When I was 6, we moved from Porterville to Sacramento, and settled at 3304-35th Street, spitting distance from the California Theater. And so, from 1942 to 1949, I spent every (and I mean EVERY) Saturday and Sunday at the movies. There was always a new show on Sunday, so that was a double treat. And Saturdays always had two movies, previews, news, and a serial. I loved the Nyoka series, and always play-acted each sequel in my back yard. Once a month they had a drawing,and I once won a baseball, which I treasured it to death. I can honestly say that the movies of the 40’s emphasized honor, good strong character, and always doing the right thing. These movies molded me into the person I am today, and I thank God I lived at the right time to experience the joys that the California Theater offered to us. I remember that huge candy counter, and Big Hunks were really huge, and cost a nickel. A box of Milk Duds was also a nickel. Ditto with a bag of popcorn and a coke. My mother always gave me 50 cents on Saturday and 50 cents on Sunday so I could get my movie fix. It cost 9 cents to get in, and when I turned 12, it went up to 14 cents. There was a candy store next to the theater, and in those days, all sorts of stores. I really enjoyed the Ice Cream shop across the street, where they gave a double scoop on special cones, side by side.

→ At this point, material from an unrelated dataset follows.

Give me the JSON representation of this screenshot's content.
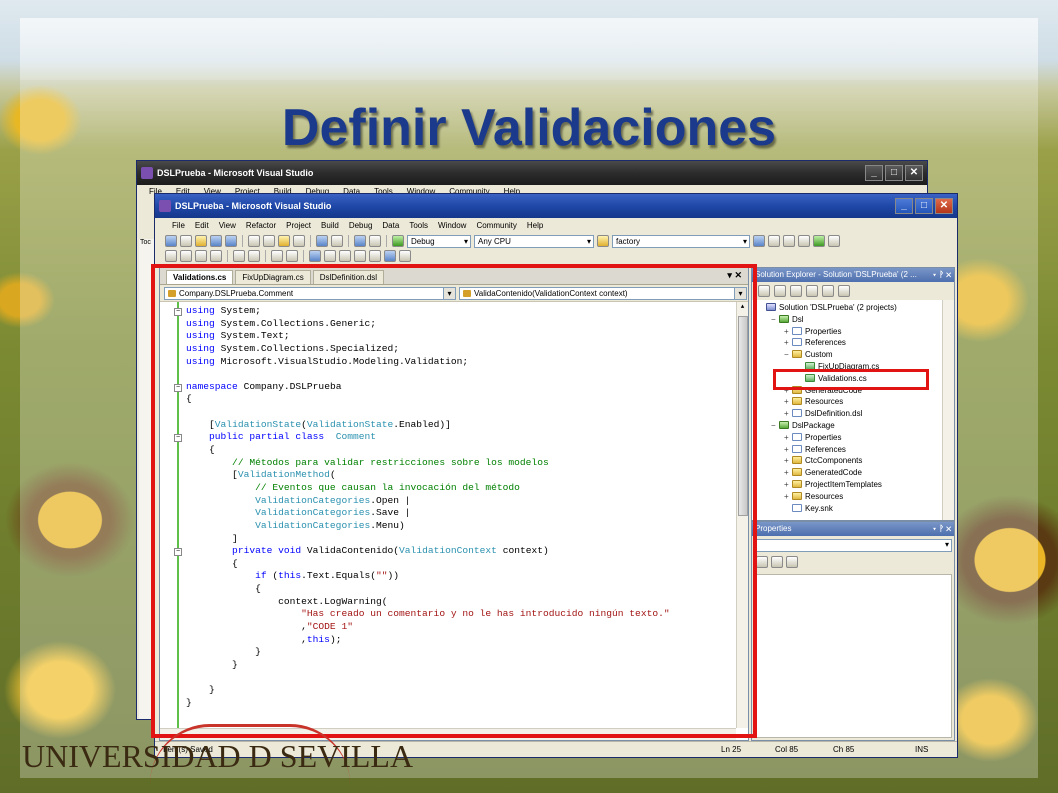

I miss those days, and I feel sorry for the kids of today who don’t experience what we old-timers did back in the 40’s. Billie Holliday
see http://www.flickr.com/photos/centerforsacramentohistory/4997210588/in/photostream/ in 1949, it could be my grandfolks (and even me) watching from atop the marquee.
My grandparents lived in the apartment above the marquee of the California Theater in the late 40s and early 50s. Grandad’s Sewing Machine Store was directly across the street, and we’d gaze down upon it from the window behind the marquee. I can hear the movies below and see the neon colors coming in the windows at night.
This opened on February 20th, 1925. Grand opening ad posted.